Google Page Rank and the Heisenberg Uncertainty Principle

There is trouble in Google Land… Things are afoot, the Google tool bar page rank hasn’t been updated for months. Several big directories are finding their position in Google wobbling, site positions on the results page are bouncing up and down and there is talk that Google will remove the public page rank information displayed on its tool bar.

This has led to blog posts about new major algo changes coming from Google and posts in forums about how would we be affected by Google removing the page rank. In all of this I have been thinking about the Google Page Rank and how it is self influencing.

The Heisenberg Uncertainty Principle is sometimes represented as “whatever you study, you also change” and although this is more accurately called the observer principle for this blog post it will do.

Page rank uses a ballot system where a link from page A to page B is a vote, by page A, for page B. Combined with analysis of the page that casts the vote, page rank determines which votes weigh more heavily and help to make other pages “important”. Underlining all this is the principle of determining the likelihood that a person randomly clicking on links will arrive at any particular page.

It is the use of probability in determining the likeihood of randomly find a page which also makes page rank self influencing. If Google didn’t exist then the ideas behind page rank would be true, however the very existence of the Google search engine has disrupted the likeihood of finding a page randomly and so it has disrupted the page rank.

Today large portions of traffic to web sites comes from people clicking on the results from a Google search. If I am looking for reviews of a certain car brand, I will type in a search into Google and follow the links presented to me. If I like a page I see, maybe I will bookmark it or even blog about it or maybe include a link on my website. The result is that because I found a page on the search engine (based partly on its page rank) I then added a link to that page and thus increased its page rank by casting another vote for that site.

This means that pages placed at the top of the results pages have a greater chance of gaining more links to themselves.

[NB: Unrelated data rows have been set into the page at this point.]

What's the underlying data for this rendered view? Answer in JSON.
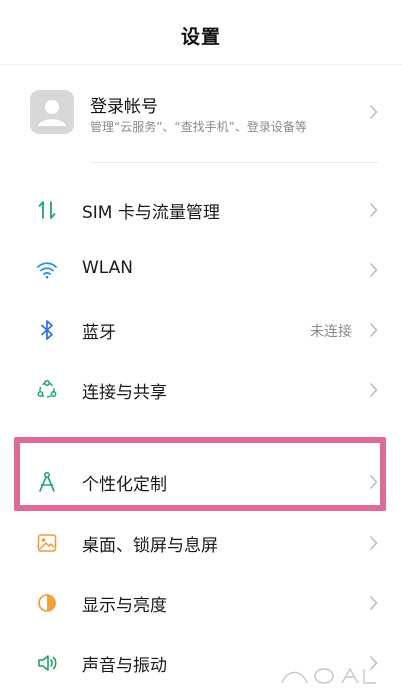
{
  "header": {
    "title": "设置"
  },
  "account": {
    "title": "登录帐号",
    "subtitle": "管理“云服务”、“查找手机”、登录设备等"
  },
  "rows": [
    {
      "label": "SIM 卡与流量管理",
      "icon": "sim-data-icon",
      "color": "#1aa57a"
    },
    {
      "label": "WLAN",
      "icon": "wifi-icon",
      "color": "#2b8fe3"
    },
    {
      "label": "蓝牙",
      "icon": "bluetooth-icon",
      "value": "未连接",
      "color": "#2b6fe3"
    },
    {
      "label": "连接与共享",
      "icon": "connection-share-icon",
      "color": "#1aa57a"
    },
    {
      "label": "个性化定制",
      "icon": "personalization-compass-icon",
      "color": "#1aa57a"
    },
    {
      "label": "桌面、锁屏与息屏",
      "icon": "wallpaper-icon",
      "color": "#f29a3a"
    },
    {
      "label": "显示与亮度",
      "icon": "display-brightness-icon",
      "color": "#f2a23a"
    },
    {
      "label": "声音与振动",
      "icon": "sound-icon",
      "color": "#23a06a"
    }
  ],
  "highlight_color": "#e06a97"
}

By trying to measure the importance of a web page, Google have in fact changed the importance of that web page and so the Heisenberg Uncertainty Principle becomes true of page rank.